In a future expedition they could search for the lost AUV and hope to recover the data, but there is always a risk that they wouldn’t be able to get there another year, due to the sea ice. Analysing data from previous years, Prof Dowdeswell’s team looked for patterns that would help them predict future sea ice cover, but found no scientific correlations that would help them predict the ice conditions for the next expedition. They always had a back-up plan in case they couldn’t get access to the West this year, and that was to carry out scientific work in the East Weddell Sea instead.
The RRS Sir David Attenborough is a very similar vessel to the Agulhas II so it would be capable, but Dr Shears said that it would be up to British Antarctic Survey to decide whether they wanted to use their new ship for an expedition of this kind. Prof Dowdeswell added that in an ideal world it would be a two ship operation, with one breaking the ice and the other following and doing the research, but that would obviously increase the cost dramatically.
Post-doctoral money was already secured to be able to process all of the data which was a great help. The marine geophysics research can be turned around fairly quickly and Prof Dowdeswell submitted an article to the journal Nature very soon after delivering this talk. But the marine geology takes a lot longer as the cores have only just arrived in the UK and are being analysed now. Realistically the results of the carbon dating should be available in early- to mid-2020.
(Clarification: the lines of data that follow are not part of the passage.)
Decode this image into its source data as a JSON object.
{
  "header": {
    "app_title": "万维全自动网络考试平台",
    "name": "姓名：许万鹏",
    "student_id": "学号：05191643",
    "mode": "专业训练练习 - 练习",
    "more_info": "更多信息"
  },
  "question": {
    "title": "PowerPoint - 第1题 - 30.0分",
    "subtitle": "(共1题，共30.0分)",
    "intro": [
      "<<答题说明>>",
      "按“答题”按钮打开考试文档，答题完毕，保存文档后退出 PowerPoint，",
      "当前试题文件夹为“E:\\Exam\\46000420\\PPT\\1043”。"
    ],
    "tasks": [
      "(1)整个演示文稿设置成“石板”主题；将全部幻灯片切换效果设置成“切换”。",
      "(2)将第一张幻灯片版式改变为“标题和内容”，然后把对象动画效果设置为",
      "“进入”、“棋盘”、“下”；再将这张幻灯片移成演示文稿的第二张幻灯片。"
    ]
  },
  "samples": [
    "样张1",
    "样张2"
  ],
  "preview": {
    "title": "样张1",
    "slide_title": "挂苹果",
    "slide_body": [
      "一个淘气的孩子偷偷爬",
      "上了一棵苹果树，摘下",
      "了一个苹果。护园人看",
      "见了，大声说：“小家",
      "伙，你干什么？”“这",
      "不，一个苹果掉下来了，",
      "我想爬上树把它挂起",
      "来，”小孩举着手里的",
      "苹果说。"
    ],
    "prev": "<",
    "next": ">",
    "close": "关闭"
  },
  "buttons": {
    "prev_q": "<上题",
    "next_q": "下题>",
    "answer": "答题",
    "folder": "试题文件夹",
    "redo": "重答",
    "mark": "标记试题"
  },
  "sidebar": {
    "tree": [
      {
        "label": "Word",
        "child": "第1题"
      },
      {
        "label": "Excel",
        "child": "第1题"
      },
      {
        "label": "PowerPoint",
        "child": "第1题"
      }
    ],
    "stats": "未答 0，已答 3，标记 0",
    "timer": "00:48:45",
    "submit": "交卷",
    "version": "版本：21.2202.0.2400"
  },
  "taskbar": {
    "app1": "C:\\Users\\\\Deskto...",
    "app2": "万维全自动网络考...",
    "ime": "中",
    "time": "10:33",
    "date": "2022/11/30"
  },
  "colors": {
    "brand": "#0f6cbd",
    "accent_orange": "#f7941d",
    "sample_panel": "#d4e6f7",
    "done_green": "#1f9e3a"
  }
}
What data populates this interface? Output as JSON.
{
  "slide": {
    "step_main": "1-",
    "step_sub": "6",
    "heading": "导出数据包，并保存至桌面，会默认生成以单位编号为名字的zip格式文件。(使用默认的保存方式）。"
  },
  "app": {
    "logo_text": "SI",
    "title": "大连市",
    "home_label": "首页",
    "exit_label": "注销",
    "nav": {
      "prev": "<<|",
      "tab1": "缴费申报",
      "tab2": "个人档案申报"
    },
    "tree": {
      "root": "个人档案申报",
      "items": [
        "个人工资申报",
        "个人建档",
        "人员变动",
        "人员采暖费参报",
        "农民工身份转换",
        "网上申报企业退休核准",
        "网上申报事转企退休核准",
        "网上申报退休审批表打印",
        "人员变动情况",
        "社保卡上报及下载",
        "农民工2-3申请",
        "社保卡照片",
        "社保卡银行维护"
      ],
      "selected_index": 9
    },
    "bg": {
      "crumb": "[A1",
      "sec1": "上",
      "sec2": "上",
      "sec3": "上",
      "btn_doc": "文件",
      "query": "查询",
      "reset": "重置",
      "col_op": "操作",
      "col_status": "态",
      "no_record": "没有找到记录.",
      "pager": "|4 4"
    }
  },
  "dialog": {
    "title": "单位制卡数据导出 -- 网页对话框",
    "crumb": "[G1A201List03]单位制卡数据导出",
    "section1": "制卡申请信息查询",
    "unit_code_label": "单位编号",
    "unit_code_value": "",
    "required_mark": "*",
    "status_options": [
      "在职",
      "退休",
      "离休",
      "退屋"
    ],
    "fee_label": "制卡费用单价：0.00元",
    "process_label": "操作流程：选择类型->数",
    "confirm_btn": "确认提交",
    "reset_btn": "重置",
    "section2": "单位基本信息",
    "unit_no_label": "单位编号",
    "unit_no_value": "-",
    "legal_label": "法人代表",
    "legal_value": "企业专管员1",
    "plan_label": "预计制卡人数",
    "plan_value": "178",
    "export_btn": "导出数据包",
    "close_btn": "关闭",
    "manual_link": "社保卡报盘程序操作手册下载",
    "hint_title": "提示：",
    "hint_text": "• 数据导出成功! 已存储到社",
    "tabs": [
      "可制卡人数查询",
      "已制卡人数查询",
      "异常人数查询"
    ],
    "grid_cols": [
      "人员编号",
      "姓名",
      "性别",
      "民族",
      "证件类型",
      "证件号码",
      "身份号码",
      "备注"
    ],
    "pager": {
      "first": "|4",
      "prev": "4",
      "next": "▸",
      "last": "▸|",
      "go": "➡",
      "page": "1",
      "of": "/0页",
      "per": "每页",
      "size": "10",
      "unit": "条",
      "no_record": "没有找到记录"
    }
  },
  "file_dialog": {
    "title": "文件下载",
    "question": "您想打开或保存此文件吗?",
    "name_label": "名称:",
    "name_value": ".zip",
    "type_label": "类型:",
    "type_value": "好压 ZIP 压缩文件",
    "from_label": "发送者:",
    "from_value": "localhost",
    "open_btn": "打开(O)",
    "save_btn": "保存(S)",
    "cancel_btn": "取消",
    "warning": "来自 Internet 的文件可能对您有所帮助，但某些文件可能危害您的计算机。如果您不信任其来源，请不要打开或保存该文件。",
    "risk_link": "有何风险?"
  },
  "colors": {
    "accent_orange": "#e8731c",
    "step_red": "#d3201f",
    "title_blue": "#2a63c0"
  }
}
The AUV had a beacon on it and, had it surfaced on the water, the team should have been able to find it. But the acoustic detection system doesn’t work in the same way when there is a layer of sea ice - the acoustic waves spread out horizontally beneath the ice, making it very difficult to detect them from the surface. Originally there was a back-up plan which was to use the ROV to find the AUV beneath the ice but, unfortunately, the ROV had already been damaged and was out of action. This expedition had more kit than a polar research vessel has ever had before, so they were incredibly lucky, but it would have been a big ask to have requested more.